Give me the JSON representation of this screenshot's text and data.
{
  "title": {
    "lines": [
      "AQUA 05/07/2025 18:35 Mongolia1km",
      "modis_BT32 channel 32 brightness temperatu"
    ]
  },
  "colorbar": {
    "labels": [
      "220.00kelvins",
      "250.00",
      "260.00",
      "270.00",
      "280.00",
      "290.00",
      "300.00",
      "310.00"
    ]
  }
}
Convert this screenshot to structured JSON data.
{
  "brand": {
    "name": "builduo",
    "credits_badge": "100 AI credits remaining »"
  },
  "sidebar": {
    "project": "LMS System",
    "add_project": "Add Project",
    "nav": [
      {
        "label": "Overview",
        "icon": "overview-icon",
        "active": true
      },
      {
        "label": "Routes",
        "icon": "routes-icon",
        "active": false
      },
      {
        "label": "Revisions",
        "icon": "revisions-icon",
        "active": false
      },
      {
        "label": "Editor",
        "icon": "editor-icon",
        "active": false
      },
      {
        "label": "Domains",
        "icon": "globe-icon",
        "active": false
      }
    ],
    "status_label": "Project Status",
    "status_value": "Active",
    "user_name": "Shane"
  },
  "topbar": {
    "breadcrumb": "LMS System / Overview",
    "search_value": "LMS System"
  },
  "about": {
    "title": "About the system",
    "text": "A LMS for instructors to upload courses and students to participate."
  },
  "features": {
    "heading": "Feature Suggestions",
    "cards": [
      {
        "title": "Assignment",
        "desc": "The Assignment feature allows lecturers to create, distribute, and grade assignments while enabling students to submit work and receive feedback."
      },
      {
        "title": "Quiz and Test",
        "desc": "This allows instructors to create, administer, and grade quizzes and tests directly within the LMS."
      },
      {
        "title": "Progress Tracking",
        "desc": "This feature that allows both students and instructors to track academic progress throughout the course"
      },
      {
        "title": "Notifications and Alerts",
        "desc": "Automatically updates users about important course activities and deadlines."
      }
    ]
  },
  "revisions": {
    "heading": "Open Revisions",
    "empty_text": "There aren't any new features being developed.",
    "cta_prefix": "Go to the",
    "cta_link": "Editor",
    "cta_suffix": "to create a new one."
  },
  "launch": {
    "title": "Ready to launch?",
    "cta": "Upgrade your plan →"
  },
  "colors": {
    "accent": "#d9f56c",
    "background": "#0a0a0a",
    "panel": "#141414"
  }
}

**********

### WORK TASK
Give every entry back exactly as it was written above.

### TASK OUTPUT
Give me the JSON representation of this screenshot's text and data.
{
  "title": {
    "lines": [
      "AQUA 05/07/2025 18:35 Mongolia1km",
      "modis_BT32 channel 32 brightness temperatu"
    ]
  },
  "colorbar": {
    "labels": [
      "220.00kelvins",
      "250.00",
      "260.00",
      "270.00",
      "280.00",
      "290.00",
      "300.00",
      "310.00"
    ]
  }
}
Convert this screenshot to structured JSON data.
{
  "brand": {
    "name": "builduo",
    "credits_badge": "100 AI credits remaining »"
  },
  "sidebar": {
    "project": "LMS System",
    "add_project": "Add Project",
    "nav": [
      {
        "label": "Overview",
        "icon": "overview-icon",
        "active": true
      },
      {
        "label": "Routes",
        "icon": "routes-icon",
        "active": false
      },
      {
        "label": "Revisions",
        "icon": "revisions-icon",
        "active": false
      },
      {
        "label": "Editor",
        "icon": "editor-icon",
        "active": false
      },
      {
        "label": "Domains",
        "icon": "globe-icon",
        "active": false
      }
    ],
    "status_label": "Project Status",
    "status_value": "Active",
    "user_name": "Shane"
  },
  "topbar": {
    "breadcrumb": "LMS System / Overview",
    "search_value": "LMS System"
  },
  "about": {
    "title": "About the system",
    "text": "A LMS for instructors to upload courses and students to participate."
  },
  "features": {
    "heading": "Feature Suggestions",
    "cards": [
      {
        "title": "Assignment",
        "desc": "The Assignment feature allows lecturers to create, distribute, and grade assignments while enabling students to submit work and receive feedback."
      },
      {
        "title": "Quiz and Test",
        "desc": "This allows instructors to create, administer, and grade quizzes and tests directly within the LMS."
      },
      {
        "title": "Progress Tracking",
        "desc": "This feature that allows both students and instructors to track academic progress throughout the course"
      },
      {
        "title": "Notifications and Alerts",
        "desc": "Automatically updates users about important course activities and deadlines."
      }
    ]
  },
  "revisions": {
    "heading": "Open Revisions",
    "empty_text": "There aren't any new features being developed.",
    "cta_prefix": "Go to the",
    "cta_link": "Editor",
    "cta_suffix": "to create a new one."
  },
  "launch": {
    "title": "Ready to launch?",
    "cta": "Upgrade your plan →"
  },
  "colors": {
    "accent": "#d9f56c",
    "background": "#0a0a0a",
    "panel": "#141414"
  }
}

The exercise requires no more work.